According to a study by the National Academy of Medicine (NAM), most individuals who consume hard drugs are likely to have had the first encounter with marijuana before graduating to the use of harder drugs (Volkow 12). The National Academy of Medicine, therefore, argues that marijuana or cannabis is a gateway drug in the sense that the use of marijuana precedes the use of other illegal and harder drugs (Volkow 13).
Those who champion for the legalization of marijuana argue that medical marijuana is not a gateway drug and instead claim that several people have used cannabis and even made it a regular component of their lives without getting inspired to graduate to harder drugs or dangerous narcotics such as heroin and cocaine (Chu 135). In fact, most proponents of medical marijuana argue that cannabis is increasingly getting recognized as helping tool for addicts to withdraw from dangerous drugs. Additionally, those who support the legalization of marijuana claim that the potential of medical marijuana’s consideration as a gateway drug is primarily due to its prohibition. They argue that the prohibition forces cannabis users to acquire it through illegal means, usually from dealers with additional drugs to sell, as well as incentives to sell anything that can generate money (Chu 137). In such a scenario, proponents of marijuana legalization argue that the primary driving force for marijuana users’ graduation to harder narcotics are illegal marijuana dealers who also sell harder drugs. They, therefore, blame the idea of marijuana as a gateway drug on its prohibition and that the linkage between marijuana and dangerous narcotics will automatically fall away upon the legalization of marijuana (Chu 141).
Additionally, the supporters of marijuana legalization do not find any valid evidence that suggests the existence of a causal correlation between the use of medical marijuana and the use of harder narcotics. In fact, they argue that most people who smoke pot hardly progress to harder drugs (Lankenau and Iverson 175). However, in my view and according to a broad range of studies, marijuana remains the most popular, mostly used, and easily accessible illegal drug in today’s society. Therefore, individuals who use various less available drugs such as cocaine and heroin are highly likely to have had a previous encounter with marijuana, a behavior which is consistent with the idea of medical marijuana as a gateway drug.
Given the evidence reported by different studies, it appropriate to say that medical marijuana is a gateway drug. According to the gateway theory, marijuana qualifies as gateway drug since most users of various dangerous narcotics such as cocaine, methamphetamine, and heroin usually use marijuana first, which makes it a gateway to such harder drugs.

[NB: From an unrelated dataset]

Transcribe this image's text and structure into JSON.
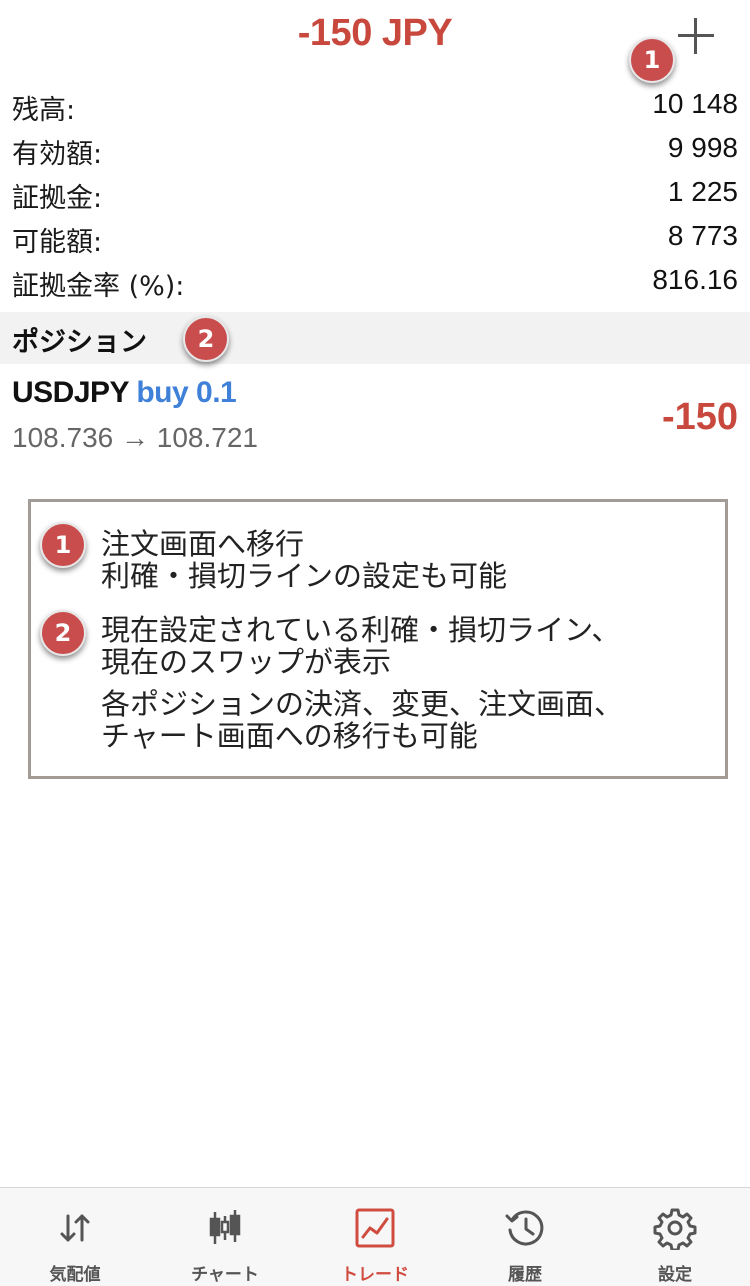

The gateway theory implies that there exists a causal mechanism or link that sensitizes drug users biologically, which makes them more desirous of and more willing to try harder drugs. Therefore, in my view, the gateway hypothesis holds, despite not making sense to individuals who use or support the legalization of marijuana.
Chu, Yu-Wei Luke. “Do Medical Marijuana Laws Increase Hard Drug Use?” SSRN Electronic Journal (2013): 121-134. Web.
Lankenau, Stephen, and Ellen Iverson. “Medical Marijuana: Stepping Stone or Protective Effect?” Drug and Alcohol Dependence 146 (2015): e167-e178. Web.
Volkow, Nora D. “Taking A Science-Informed Approach to Medical Marijuana.” Alcoholism & Drug Abuse Weekly 27.17 (2015): 5-13. Web.